There were no Chinese troops in the area in 1952,[13] the Indian army patrolled up to Lanak La until 1958,[11] and there was an Indian flag planted there until 1956.[14][15]

In October 1959, Indian troops crossed the Kongka Pass in an attempt to establish posts on Lanak La.[1] This resulted in a clash with the Chinese soldiers posted at Kongka. The incident preceded the Sino-Indian War in 1962.[1]


  1. ^ a b c Maxwell, Neville (1970). India's China War. New York: Pantheon. p. 13. Retrieved 29 August 2013. 
  2. ^ Richardson, H. E. (1962). A Short History of Tibet. E. P. Dutton. p. 225 – via Questia. (subscription required (help)). 
  3. ^ Fisher, Margaret W.; Rose, Leo E.; Huttenback, Robert A. (1963). Himalayan Battleground: Sino-Indian Rivalry in Ladakh. Praeger. p. 112 – via Questia. (subscription required (help)). 

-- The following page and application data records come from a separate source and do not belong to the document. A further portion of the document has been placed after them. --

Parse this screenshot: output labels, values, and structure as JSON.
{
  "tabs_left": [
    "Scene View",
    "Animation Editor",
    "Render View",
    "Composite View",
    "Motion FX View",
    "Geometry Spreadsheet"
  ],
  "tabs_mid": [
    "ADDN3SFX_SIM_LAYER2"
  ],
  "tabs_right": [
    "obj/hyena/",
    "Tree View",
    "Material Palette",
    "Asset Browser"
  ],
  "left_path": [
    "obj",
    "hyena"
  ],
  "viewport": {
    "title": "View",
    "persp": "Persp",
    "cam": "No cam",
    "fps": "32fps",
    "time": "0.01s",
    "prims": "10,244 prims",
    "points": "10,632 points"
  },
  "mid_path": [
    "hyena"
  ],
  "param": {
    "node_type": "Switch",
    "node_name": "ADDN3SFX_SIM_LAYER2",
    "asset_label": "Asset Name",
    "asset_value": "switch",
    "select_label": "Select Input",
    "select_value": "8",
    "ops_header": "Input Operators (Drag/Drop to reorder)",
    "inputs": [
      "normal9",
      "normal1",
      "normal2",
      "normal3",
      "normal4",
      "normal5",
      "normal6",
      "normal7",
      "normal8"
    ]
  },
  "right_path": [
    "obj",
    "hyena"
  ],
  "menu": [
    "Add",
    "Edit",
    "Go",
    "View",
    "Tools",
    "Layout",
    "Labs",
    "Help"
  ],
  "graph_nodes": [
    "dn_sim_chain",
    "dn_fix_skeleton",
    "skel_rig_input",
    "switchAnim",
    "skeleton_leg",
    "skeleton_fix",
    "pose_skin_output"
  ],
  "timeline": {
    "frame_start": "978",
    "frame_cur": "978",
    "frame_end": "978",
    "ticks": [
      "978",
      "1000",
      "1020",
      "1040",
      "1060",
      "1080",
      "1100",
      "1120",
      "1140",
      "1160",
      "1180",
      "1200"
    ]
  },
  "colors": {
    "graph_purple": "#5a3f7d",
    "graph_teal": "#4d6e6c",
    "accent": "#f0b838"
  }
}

  4. ^ Wellby, M.S. (1898). Through Unknown Tibet. Lippincott. p. 78. ISBN 9788120610583. 
  5. ^ Carey, A. D. (1887). "A Journey round Chinese Turkistan and along the Northern frontier of Tibet". Proceedings of the Royal Geographic Society. 9. JSTOR 1801130. 
  6. ^ Bower, Hamilton, Diary of A Journey across Tibet, London, 1894
  7. ^ Rawling, C. G., The Great Plateau Being An Account Of Exploration In Central Tibet, 1903, And Of The Gartok Expedition 1904-1905, p 38, London, 1905
  8. ^ Deasy, H. H. P. (Aug 1900). "Journeys in Central Asia". The Geographical Journal. 6 (2): 142 – via JSTOR. (registration required (help)). 
  9. ^ Bruce, C. D. (Jun 1907). "A Journey across Asia from Leh to Peking". The Geographical Journal. 29 (6): 600. doi:10.2307/1776269 – via JSTOR. (registration required (help)). 
  10. ^ "Report of the Officials of the Governments of India and the Peoples' Republic of China on the Boundary Question - Part 2" (PDF). Ministry of External Affairs, India, 1961. Retrieved 30 August 2013. 
  11. ^ a b Verma, Virendra Sahai (2006). "Sino-Indian Border Dispute At Aksai Chin - A Middle Path For Resolution" (PDF). Journal of development alternatives and area studies. 25 (3): 6–8. ISSN 1651-9728. Retrieved 30 August 2013. 
  12. ^ Burkitt, Laurie; Scobell, Andrew; Wortzel, Larry M., eds. (2003). The Lessons of History: The Chinese People's Liberation Army at 75 (PDF). Strategic Studies Institute, U.S. Army War College. p. 331. ISBN 9781428916517. 
  13. ^ Vivek Ahuja. "Unforgiveable Mistakes, The Kongka-La Incident, 21st October 1959" (PDF). Retrieved 2011-11-02. 
  14. ^ Hudson, Geoffrey Francis (1963). Far Eastern Affairs, Volume 3. St. Martin's Press. p. 20. 
  15. ^ "Notes, Memoranda and letters Exchanged and Agreements signed between The Governments of India and China - White Paper VIII" (PDF). Retrieved 30 August 2013.